- [Dataset excerpts]:
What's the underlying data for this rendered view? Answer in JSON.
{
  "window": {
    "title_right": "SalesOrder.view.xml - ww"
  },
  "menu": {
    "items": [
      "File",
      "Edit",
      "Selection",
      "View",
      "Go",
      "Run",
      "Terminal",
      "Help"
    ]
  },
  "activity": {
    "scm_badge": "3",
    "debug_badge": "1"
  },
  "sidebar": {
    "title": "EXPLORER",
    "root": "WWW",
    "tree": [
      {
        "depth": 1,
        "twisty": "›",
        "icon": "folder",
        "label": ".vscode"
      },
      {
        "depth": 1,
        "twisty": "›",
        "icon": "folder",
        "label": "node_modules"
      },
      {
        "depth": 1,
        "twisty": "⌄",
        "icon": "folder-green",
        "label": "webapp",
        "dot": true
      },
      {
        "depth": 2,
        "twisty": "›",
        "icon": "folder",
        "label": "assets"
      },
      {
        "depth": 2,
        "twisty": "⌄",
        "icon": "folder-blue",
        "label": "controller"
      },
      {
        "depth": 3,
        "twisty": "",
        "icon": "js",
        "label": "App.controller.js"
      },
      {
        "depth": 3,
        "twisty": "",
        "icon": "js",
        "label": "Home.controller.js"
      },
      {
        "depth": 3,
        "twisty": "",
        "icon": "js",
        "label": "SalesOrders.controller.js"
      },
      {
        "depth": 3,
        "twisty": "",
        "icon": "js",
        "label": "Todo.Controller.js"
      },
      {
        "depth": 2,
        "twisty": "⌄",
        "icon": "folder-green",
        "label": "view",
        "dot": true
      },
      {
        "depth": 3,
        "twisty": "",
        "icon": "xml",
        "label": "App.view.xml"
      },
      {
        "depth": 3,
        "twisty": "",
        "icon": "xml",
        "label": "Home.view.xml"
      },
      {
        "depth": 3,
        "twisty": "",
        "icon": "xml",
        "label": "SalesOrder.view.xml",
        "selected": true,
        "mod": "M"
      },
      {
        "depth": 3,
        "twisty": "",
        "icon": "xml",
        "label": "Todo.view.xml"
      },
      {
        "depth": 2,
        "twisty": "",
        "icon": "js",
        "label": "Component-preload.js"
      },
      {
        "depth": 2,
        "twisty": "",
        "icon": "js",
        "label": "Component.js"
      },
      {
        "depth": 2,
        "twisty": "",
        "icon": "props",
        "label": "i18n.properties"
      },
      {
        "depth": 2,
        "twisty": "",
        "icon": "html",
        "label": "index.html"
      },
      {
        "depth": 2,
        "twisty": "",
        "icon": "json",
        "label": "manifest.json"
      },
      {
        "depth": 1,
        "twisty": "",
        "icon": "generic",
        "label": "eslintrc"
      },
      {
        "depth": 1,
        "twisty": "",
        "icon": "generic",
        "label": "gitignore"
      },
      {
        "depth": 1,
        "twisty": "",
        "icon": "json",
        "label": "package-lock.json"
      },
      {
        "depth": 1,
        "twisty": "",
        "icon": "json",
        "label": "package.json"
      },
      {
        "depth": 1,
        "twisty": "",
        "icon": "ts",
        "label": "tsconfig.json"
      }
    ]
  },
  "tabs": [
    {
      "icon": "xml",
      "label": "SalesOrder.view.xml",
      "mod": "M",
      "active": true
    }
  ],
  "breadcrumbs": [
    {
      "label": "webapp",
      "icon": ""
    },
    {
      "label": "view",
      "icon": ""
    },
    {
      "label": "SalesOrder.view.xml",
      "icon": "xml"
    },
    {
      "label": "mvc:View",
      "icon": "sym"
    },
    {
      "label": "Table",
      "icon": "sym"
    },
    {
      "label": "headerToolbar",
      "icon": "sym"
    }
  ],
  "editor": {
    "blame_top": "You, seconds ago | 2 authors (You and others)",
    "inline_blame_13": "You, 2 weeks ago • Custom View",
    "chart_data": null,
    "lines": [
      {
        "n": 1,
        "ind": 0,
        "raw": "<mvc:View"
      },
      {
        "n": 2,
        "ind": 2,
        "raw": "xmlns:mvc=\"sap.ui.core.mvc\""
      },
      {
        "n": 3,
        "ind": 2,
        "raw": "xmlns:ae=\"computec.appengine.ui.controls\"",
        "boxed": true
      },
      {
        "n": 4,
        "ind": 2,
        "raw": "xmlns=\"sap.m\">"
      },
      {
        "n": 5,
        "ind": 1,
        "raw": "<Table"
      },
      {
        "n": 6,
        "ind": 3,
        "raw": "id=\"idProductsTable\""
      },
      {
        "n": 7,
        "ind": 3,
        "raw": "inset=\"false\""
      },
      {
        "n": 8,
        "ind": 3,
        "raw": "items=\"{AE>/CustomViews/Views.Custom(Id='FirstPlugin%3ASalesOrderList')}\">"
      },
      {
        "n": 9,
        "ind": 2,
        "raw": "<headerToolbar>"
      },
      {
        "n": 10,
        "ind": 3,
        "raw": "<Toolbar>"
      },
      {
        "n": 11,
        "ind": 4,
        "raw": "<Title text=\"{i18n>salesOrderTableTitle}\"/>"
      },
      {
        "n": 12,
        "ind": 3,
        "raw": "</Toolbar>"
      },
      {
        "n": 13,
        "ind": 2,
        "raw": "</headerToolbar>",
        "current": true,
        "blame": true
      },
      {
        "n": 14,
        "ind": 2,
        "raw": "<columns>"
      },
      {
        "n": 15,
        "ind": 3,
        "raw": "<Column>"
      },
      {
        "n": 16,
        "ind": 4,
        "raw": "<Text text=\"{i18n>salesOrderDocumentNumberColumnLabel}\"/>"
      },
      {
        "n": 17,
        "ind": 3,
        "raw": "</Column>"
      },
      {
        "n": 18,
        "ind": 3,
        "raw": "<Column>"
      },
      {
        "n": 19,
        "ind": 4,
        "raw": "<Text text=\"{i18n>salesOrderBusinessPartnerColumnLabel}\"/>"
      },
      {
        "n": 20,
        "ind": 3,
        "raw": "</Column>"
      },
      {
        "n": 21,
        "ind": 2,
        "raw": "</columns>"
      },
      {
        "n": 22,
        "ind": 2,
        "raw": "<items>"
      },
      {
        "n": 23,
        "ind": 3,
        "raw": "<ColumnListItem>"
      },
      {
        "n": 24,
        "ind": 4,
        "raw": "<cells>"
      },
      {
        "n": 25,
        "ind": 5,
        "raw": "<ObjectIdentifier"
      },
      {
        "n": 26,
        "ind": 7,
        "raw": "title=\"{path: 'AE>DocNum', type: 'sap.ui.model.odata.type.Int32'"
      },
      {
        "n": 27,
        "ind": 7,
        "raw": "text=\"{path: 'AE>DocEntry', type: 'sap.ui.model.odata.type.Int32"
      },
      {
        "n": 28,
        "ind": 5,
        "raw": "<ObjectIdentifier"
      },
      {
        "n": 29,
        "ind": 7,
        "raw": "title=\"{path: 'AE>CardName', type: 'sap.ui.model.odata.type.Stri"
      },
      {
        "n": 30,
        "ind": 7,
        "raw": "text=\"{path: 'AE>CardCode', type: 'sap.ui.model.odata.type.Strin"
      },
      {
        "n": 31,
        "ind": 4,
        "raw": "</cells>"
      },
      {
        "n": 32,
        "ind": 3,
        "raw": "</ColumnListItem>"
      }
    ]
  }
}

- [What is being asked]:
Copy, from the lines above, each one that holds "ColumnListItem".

- [Answer space]:
        "raw": "<ColumnListItem>"
        "raw": "</ColumnListItem>"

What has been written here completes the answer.